▶ What is expected
Read the entries below and pull out each line with the string "JSON".

▶ Material for this task
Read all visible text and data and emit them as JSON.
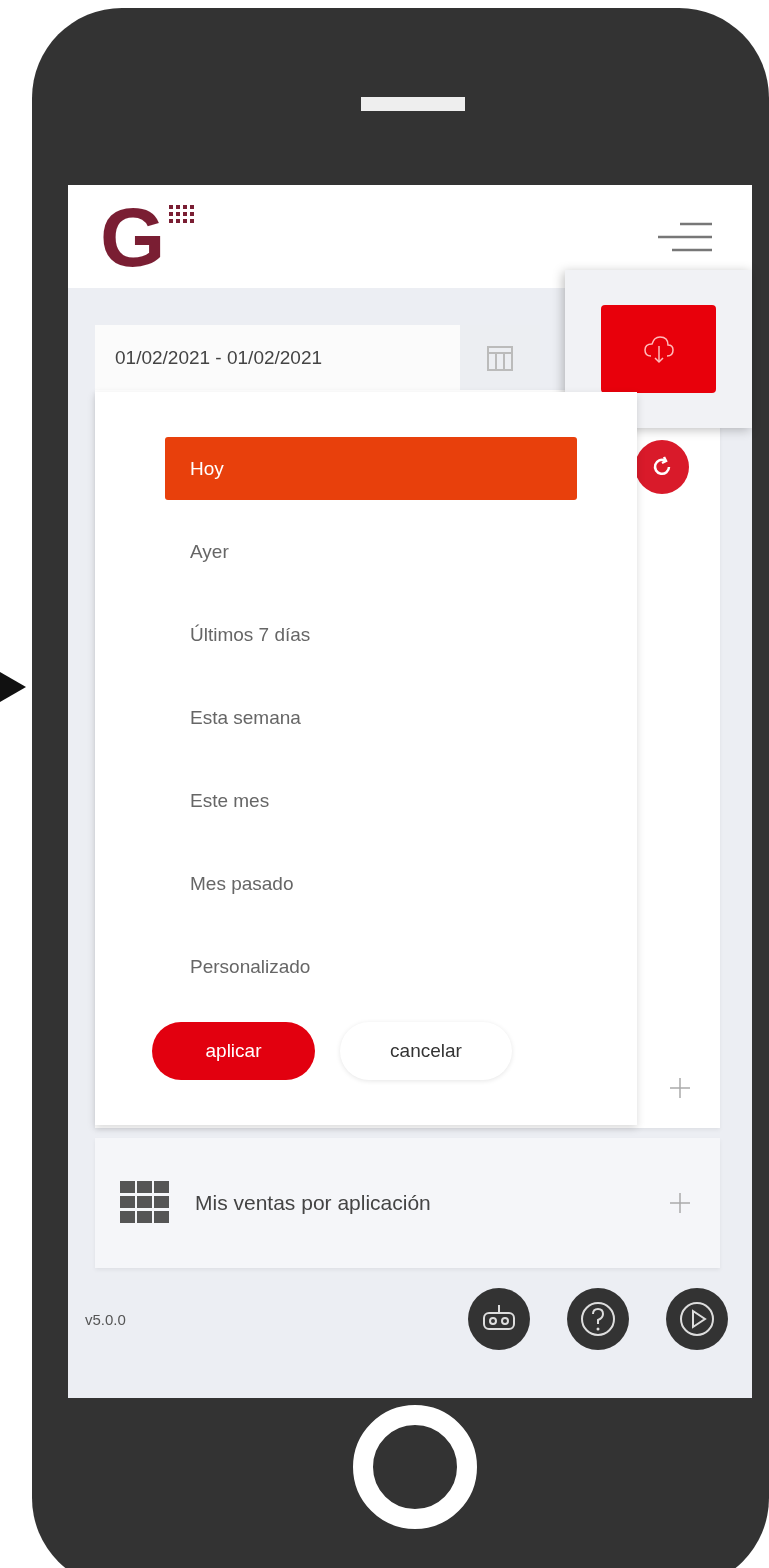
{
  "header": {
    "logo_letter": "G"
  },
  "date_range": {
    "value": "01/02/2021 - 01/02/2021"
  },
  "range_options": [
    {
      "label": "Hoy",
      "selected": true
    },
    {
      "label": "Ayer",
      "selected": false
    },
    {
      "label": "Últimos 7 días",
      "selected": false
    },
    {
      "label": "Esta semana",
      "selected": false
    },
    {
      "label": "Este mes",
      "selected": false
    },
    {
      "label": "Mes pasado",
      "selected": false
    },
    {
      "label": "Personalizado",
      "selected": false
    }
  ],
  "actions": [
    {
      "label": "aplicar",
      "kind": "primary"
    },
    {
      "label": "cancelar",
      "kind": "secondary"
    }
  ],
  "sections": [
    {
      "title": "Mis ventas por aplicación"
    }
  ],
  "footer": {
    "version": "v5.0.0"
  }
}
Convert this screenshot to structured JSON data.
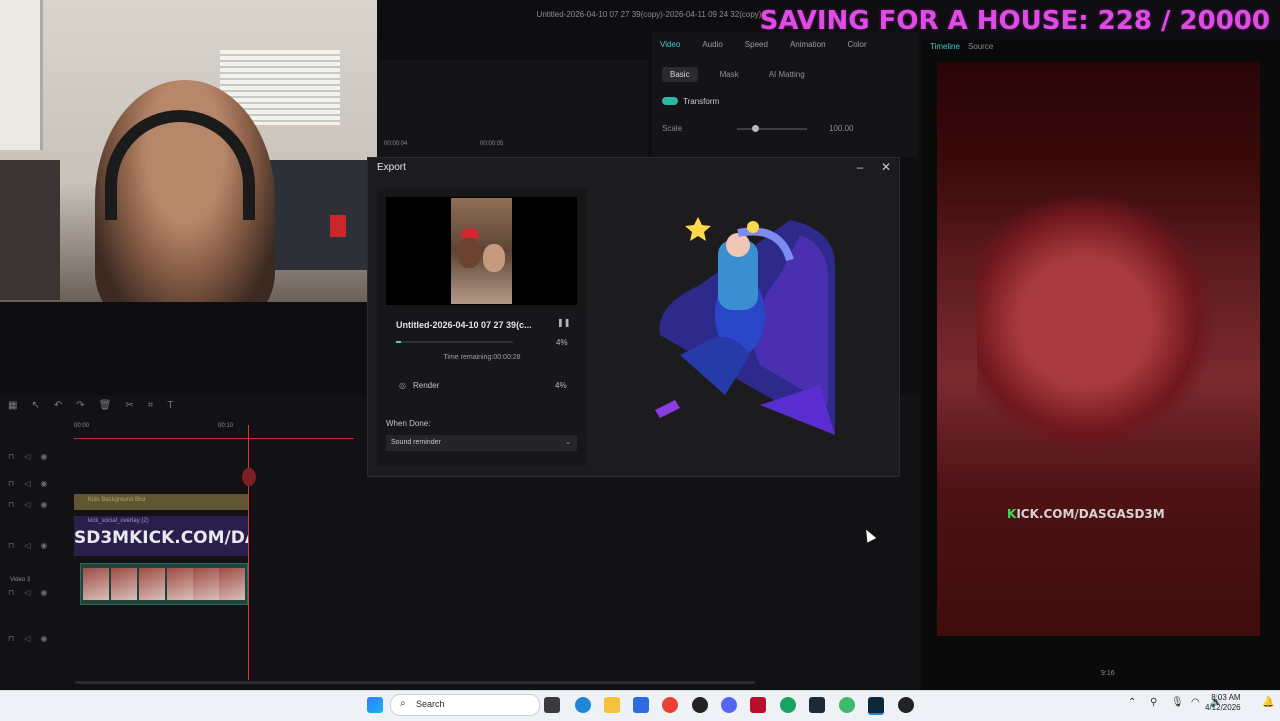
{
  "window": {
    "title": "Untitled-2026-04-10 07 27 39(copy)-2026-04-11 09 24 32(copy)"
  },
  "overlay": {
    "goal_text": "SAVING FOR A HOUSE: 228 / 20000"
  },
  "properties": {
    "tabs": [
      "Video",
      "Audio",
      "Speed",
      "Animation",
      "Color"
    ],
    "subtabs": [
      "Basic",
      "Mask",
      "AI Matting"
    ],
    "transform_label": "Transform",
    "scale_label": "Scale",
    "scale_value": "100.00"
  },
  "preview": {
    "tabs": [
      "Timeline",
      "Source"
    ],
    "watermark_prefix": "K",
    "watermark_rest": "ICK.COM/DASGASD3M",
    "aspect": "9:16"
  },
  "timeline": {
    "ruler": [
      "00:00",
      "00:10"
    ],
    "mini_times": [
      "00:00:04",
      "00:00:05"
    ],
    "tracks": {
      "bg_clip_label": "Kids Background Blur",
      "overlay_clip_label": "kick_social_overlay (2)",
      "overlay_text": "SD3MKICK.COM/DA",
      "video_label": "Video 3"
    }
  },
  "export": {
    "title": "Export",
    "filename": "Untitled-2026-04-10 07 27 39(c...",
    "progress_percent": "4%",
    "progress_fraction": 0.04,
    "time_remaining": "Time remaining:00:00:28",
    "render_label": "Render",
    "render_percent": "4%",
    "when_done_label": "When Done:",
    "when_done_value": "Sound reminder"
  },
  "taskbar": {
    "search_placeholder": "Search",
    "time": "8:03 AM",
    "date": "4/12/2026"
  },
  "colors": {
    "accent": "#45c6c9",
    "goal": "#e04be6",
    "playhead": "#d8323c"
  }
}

▶ Response box
Read all visible text and data and emit them as JSON.
Convert this screenshot to structured JSON data.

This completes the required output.